photo: © Steve Lewin Dec 2005
and licensed for reuse under this
Creative Commons Licence


photo: © Sue Williams
photo: © Sue Williams

Stoke-on-Trent City Council intends to knock down the former Westcliffe Hospital, in Chell, and build 215 flats for the elderly. "

It’s sad to see such a prestigious building, steeped in history being ear-marked for demolition"

Westcliffe Hospital on Turnhurst Road, Chell
Westcliffe Hospital on Turnhurst Road, Chell

1894 Wolstanton & Burslem Union
1894 Wolstanton & Burslem Union



Across the road from the hospital is the site of the workhouse burial ground. A few of the plain headstones can still be seen, rectangular in shape and unmarked. They are mainly covered in green moss. The perimeter was originally  iron railings and a hedge. Most of the hedge has survived but now is overgrown in many places.

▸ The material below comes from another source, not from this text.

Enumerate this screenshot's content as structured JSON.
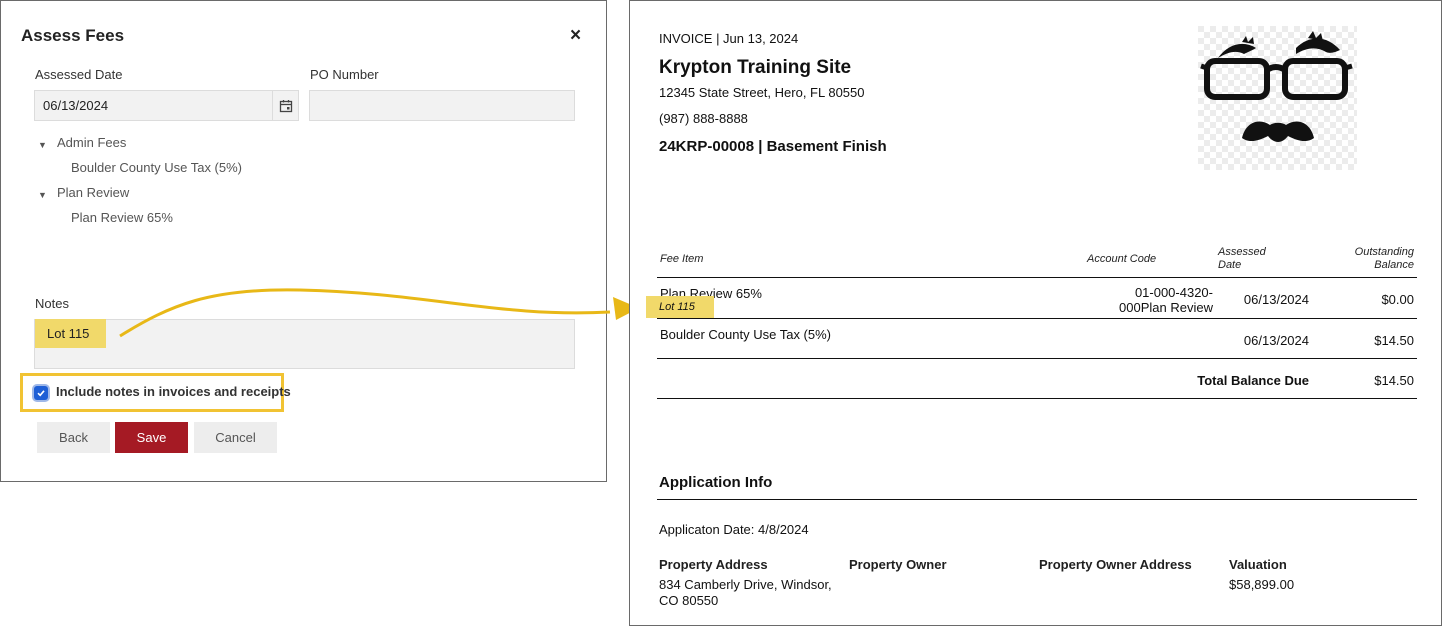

a group of four headstones, two can be seen in the upper left of the frame,
covered in moss. The best one is on the right


A plaque outside the burial ground,
across from the hospital, was laid in 1992. It reads:

City of Stoke-on-Trent
Plaque unveiled by the Lord mayor of Stoke-on-Trent

Councillor Alan Jones 6th October 1992

To commemorate the opening of

Scotia Valley Reclamation Scheme Phase 1

Incorporating the former burial ground of the

Wolstanton and Burslem Union Workhouse



photos of gravestones: Sue Williams



Entrance to the Westcliffe hospital complex
Entrance to the Westcliffe hospital complex

"it brings back memories, I got married from Westcliffe in 1962. My fiancée was a auxiliary nurse, and lived in the nurses home. She came over from Ireland. the matron was Miss O'Hagan, she very strict but nice. Westcliffe was self supporting it had its own farm, and piggery, gardens, even its own fire station, and fire engine. When the nurses went out they had to be in before 10pm, that's when the gates were locked, they had to get a pass from matron, and tell the reason they were staying out after 10pm"

Graham Allbutt

the lodge

Proposals for the site include retaining, refurbishing and fitting out the existing lodge building, retaining boundary walls and access gates and incorporating central gable features of the 1894 hospital wing.

1894 date stone on the pediment

decoration on the pediment

the remains of the perimeter pillars of the Victorian workhouse
Next to Westcliffe hospital -
the remains of the perimeter pillars of the Victorian workhouse at Chell

Grim Workhouse became a haven for the destitute

Although Arnold Bennett described the Victorian workhouse at Chell as the Bastille, its grim reputation wasn't deserved in later years.

Life under the strict regime at Chell might have been hard, but for destitute families it was a good deal better than living on the streets.

Mavis Shufflebottom, former administrator at Westcliffe Hospital, maintains that the old Wolstanton and Burslem Union Workhouse adjoining the hospital was a refuge which undoubtedly saved some peoples lives.

"There was no social security or family allowance in those days," she says, "so the inmates of the workhouse were thankful to get three cooked meals a day."

Between the wars it became known as the Turnhurst Institution but continued to perform the same role. it accommodated up to 350 people, including many children who were given lessons in a schoolroom. Tramps were still admitted, provided they were deloused.

Mrs. Shufflebottom explains that in the 1940's the name was changed to Westcliffe residential home. Tramps were barred and the last burial took place in a paupers cemetery on the opposite side of the road.

The old building continued to operate as a home for poor people until 1975 when the 300 residents were moved into five purpose built homes in other parts of the city. It was demolished in 1993.

The Sentinel Newspaper, December 1997


see more on Poverty and the Poor Law in Stoke-on-Trent

contents: 2009 photos